They had the opportunity to sit on a police motorbike and see and hear the sirens, and have a look inside a Tactical Support Team police van, as well as a Search and Rescue boat.
All the children got certificates for taking part in the project, and two from each school won Mini Police Officer of the year, a recognition of their engagement with the project over the last 20-weeks.
Parth, 10, from Bridge Junior School said: “I’ve loved taking part in the Mini Police programme. I’ve loved the projects we’ve taken part in, including the collection we did for Action Homeless and helping others.
“I would recommend it to everyone – those who get the chance to take part, should.
“Visiting the dogs has been my favourite visit at the station, I’ve loved it.”
Sgt Marina Waka, Parth, Chief Supt Adam Slonecki
One of the community projects the school have been involved in this year is a collection of toiletries for Action Homeless, a homeless charity based in the city.

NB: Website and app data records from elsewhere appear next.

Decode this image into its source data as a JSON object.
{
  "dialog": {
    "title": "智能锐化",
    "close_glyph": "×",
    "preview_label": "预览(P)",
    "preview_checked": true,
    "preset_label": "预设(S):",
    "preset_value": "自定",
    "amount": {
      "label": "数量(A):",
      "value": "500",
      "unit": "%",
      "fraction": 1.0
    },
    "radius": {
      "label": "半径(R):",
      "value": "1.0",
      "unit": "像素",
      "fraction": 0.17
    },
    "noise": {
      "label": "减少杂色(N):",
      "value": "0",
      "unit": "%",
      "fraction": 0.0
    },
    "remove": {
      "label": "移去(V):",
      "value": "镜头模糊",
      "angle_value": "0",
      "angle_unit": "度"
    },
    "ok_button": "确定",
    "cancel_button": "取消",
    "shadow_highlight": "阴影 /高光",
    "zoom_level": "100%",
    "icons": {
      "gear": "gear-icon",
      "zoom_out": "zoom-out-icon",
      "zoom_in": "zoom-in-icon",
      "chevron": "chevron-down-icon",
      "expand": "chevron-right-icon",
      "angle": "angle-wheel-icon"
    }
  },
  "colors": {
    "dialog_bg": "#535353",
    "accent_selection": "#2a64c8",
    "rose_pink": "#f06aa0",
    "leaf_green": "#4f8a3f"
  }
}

The children raised awareness in the school community about their project, and asked for donations each day.
Elle Warren is the head of Year Five at Bridge Junior, and said: “What we’ve seen from the children throughout the Mini Police programme has been remarkable, with an improvement in their behaviour and attitude; they’ve been very engaged with the programme and took their oath and Mini Police values very seriously.
“It’s given them the opportunity to do things they’d never have had the chance to do without Mini Police and I know they haven’t taken it for granted.
“I’d jump at the chance to take part again, I think it’s been invaluable for these young people.”
Sgt Marina Waka is the lead for Mini Police. She said: “I’m so proud of the work these young people have done over the last 20 weeks, learning about the values, roles and responsibilities of being a police officer, stay safe online, healthy relationships and identifying issues affecting your own communities – and putting plans in place to help address them.
“They’ve given back to communities, visiting elderly people in care homes and local community centres.
“They’ve been wonderful ambassadors for Leicestershire Police, their school and the local community.
“To the Mini Police officers – you’ve shared what you have learnt and tried your best in everything, been kind and helpful towards others and supporting everyone to achieve success and worn your uniform with pride and worked hard to honour your oath as a Mini Police Officer…thank you.”
Chief Superintendent Adam Slonecki said: “This is the first year Mini Police has run, and it’s been great to see all the projects the children have been involved in across their communities, building the trust and confidence in the police and the force.
“It’s important we inspire the future generations to play their part in society and to care for each other and running projects like this helps.”
The three pilot schools are: Bridge Junior School, Leicester; Thringstone Primary School, Thringstone; and Stokes Wood Primary School, New Parks.